▸ **Activity**
Copy out each line featuring the string "default" from the entries beneath.

---- Supplied data

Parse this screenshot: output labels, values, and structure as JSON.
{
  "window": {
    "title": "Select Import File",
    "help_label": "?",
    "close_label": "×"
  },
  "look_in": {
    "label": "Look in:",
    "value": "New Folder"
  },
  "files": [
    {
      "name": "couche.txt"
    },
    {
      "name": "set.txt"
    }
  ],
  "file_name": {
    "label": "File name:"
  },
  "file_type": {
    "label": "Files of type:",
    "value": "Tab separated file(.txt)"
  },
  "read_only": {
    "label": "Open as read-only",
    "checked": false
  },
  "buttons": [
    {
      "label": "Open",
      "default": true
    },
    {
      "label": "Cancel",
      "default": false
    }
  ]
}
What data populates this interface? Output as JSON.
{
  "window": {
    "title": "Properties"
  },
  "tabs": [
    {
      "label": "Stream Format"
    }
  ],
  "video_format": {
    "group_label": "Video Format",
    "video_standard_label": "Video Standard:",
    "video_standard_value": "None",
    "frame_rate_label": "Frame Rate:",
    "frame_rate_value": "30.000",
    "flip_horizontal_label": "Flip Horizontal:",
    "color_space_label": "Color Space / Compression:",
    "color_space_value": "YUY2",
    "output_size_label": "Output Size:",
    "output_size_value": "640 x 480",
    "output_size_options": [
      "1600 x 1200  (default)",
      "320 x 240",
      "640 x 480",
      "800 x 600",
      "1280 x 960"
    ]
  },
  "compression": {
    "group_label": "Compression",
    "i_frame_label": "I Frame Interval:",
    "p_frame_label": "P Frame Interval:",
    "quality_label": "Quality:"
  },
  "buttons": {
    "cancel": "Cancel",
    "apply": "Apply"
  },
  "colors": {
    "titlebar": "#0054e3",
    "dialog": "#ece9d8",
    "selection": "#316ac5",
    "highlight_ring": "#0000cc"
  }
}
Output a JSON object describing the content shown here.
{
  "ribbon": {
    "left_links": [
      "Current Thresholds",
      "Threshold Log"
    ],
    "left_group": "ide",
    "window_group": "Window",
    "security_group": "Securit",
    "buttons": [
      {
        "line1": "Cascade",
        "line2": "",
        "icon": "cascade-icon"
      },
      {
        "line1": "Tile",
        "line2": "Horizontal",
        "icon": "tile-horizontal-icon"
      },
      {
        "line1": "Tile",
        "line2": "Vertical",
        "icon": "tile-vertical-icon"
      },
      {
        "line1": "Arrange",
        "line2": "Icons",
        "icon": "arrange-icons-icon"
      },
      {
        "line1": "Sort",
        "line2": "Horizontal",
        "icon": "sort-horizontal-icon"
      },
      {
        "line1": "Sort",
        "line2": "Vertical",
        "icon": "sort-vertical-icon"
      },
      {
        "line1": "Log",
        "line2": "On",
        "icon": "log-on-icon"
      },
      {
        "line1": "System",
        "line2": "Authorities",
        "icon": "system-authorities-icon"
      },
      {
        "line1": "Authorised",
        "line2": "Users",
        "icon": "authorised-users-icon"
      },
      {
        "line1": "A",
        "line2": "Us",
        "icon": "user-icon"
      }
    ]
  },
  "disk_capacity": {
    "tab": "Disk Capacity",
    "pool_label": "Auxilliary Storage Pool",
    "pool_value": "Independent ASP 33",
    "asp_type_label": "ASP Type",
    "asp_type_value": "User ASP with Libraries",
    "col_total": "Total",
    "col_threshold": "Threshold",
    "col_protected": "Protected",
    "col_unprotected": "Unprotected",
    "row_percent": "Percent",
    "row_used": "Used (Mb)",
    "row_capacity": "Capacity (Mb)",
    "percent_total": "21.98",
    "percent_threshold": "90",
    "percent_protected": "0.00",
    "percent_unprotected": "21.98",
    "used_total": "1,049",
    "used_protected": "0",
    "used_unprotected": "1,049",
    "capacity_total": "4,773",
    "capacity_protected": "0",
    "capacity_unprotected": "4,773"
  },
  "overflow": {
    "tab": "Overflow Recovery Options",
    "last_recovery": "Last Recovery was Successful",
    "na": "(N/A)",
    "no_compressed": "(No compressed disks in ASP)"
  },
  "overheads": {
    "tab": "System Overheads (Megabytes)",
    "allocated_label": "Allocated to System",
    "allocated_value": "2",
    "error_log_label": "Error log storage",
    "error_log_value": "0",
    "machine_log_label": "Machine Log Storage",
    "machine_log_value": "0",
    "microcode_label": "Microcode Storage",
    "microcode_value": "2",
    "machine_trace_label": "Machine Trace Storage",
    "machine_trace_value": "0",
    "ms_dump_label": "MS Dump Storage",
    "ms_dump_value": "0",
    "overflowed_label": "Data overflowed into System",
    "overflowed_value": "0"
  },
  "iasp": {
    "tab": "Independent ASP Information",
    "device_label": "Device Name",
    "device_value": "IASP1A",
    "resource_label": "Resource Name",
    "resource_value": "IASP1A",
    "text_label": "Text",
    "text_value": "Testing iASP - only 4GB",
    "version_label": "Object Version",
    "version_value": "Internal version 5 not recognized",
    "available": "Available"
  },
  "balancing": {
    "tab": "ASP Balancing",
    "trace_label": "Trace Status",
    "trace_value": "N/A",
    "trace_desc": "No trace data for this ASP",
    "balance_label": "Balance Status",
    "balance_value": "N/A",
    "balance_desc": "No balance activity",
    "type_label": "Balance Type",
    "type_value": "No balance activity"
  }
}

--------

▸ **Result of the task**
      "default": true
      "default": false
      "1600 x 1200  (default)",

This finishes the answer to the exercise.